● **YOUR TASK**: Calculate how many lines in the following records hold the word "main", and report that number without comment.
----------------------------------------
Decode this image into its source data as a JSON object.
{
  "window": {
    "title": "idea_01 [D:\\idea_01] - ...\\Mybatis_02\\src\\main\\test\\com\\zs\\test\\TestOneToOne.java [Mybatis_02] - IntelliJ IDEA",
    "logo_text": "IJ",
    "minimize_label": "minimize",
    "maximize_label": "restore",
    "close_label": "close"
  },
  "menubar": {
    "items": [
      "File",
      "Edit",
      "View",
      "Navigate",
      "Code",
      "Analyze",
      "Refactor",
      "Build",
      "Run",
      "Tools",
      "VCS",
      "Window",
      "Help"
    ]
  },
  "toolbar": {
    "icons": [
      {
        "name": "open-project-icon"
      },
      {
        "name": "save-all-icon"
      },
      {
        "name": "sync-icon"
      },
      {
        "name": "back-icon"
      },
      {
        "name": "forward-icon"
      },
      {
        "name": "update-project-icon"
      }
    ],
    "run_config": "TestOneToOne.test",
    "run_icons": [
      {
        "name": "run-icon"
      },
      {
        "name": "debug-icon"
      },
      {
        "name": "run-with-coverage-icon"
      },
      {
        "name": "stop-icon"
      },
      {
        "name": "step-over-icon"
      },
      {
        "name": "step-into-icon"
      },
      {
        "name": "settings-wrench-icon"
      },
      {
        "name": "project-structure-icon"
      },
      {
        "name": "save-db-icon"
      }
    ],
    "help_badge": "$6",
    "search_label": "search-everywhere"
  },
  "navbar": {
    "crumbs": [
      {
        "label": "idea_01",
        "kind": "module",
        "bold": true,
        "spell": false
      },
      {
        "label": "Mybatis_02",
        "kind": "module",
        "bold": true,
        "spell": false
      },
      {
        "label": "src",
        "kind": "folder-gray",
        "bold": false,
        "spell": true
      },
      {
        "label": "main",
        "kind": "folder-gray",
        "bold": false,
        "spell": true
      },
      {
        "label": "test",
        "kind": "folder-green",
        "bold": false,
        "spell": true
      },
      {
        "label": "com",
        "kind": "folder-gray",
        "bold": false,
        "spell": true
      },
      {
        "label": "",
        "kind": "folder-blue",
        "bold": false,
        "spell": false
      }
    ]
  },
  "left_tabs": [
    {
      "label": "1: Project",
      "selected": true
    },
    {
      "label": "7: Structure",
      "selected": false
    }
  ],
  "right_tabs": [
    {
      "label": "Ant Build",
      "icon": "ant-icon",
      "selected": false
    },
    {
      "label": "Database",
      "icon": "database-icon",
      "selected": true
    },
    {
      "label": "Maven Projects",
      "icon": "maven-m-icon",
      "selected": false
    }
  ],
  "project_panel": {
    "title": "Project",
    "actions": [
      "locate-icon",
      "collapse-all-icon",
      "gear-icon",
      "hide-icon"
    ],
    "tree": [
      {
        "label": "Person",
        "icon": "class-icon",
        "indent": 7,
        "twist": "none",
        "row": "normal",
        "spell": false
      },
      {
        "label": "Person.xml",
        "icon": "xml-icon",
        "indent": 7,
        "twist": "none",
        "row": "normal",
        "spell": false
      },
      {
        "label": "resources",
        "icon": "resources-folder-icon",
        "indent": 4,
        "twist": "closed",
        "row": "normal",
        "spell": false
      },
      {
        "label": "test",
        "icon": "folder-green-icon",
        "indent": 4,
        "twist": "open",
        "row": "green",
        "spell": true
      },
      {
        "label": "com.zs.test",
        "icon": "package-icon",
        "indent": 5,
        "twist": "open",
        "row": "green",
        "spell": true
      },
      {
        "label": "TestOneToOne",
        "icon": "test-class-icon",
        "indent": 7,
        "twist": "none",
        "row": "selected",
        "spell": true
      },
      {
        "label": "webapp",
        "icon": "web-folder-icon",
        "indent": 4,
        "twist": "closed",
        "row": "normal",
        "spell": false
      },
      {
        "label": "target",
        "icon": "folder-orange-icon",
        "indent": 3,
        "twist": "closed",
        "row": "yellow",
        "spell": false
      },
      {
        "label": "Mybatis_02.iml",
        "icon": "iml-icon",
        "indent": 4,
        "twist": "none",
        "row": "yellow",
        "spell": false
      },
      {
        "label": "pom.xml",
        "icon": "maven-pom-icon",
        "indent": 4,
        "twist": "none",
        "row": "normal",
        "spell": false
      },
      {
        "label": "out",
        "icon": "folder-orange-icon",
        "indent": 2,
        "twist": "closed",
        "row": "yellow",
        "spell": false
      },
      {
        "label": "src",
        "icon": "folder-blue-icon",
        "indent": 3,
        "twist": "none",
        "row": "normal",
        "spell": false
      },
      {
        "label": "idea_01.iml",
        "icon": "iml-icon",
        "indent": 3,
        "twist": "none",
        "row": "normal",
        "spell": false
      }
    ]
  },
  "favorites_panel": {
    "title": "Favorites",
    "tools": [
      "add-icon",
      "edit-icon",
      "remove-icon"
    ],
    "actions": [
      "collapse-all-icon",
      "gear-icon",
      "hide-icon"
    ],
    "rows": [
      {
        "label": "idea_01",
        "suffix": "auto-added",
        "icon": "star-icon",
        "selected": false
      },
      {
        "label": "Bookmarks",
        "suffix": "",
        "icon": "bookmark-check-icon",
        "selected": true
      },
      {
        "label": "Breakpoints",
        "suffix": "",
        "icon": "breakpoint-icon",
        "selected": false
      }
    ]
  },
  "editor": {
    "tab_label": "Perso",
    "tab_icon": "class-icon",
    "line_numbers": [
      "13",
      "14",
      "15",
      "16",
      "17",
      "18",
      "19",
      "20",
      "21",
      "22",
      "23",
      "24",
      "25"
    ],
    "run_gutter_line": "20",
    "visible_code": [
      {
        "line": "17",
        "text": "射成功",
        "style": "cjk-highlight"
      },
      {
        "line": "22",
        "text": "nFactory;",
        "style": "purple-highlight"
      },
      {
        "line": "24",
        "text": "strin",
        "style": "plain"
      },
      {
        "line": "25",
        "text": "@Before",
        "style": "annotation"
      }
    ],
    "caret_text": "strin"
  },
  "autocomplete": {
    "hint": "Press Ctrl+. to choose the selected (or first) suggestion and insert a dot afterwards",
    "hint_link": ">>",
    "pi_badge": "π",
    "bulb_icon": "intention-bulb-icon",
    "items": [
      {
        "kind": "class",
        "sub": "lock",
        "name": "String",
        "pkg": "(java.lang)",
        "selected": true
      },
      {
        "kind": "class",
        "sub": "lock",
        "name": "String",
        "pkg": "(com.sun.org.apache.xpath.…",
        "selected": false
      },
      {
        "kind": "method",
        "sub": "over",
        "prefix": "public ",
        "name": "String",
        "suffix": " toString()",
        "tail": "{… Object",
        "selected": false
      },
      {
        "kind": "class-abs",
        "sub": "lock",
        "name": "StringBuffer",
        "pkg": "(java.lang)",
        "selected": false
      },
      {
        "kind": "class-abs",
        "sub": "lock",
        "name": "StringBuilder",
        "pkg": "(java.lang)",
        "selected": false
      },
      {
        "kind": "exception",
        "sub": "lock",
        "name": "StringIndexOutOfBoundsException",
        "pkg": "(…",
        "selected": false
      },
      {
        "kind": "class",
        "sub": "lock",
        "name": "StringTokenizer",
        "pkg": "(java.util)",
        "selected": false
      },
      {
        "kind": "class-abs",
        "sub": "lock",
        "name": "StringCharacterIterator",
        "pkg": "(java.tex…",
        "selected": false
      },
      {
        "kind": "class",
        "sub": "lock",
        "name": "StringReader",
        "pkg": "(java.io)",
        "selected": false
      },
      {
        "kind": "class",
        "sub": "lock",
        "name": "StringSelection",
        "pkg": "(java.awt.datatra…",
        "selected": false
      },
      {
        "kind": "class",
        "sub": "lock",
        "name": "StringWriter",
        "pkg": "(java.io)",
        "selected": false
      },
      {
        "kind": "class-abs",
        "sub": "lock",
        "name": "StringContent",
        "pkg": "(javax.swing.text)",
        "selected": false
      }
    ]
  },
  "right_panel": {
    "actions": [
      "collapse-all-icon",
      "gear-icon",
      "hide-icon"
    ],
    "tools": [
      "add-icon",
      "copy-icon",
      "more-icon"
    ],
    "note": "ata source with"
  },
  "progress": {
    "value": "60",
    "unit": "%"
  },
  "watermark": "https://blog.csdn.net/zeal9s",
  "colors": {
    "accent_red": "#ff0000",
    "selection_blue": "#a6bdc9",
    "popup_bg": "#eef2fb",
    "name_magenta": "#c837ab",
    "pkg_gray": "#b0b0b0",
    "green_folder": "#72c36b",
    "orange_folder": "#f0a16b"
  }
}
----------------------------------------
● **EXERCISE RESULT**: 2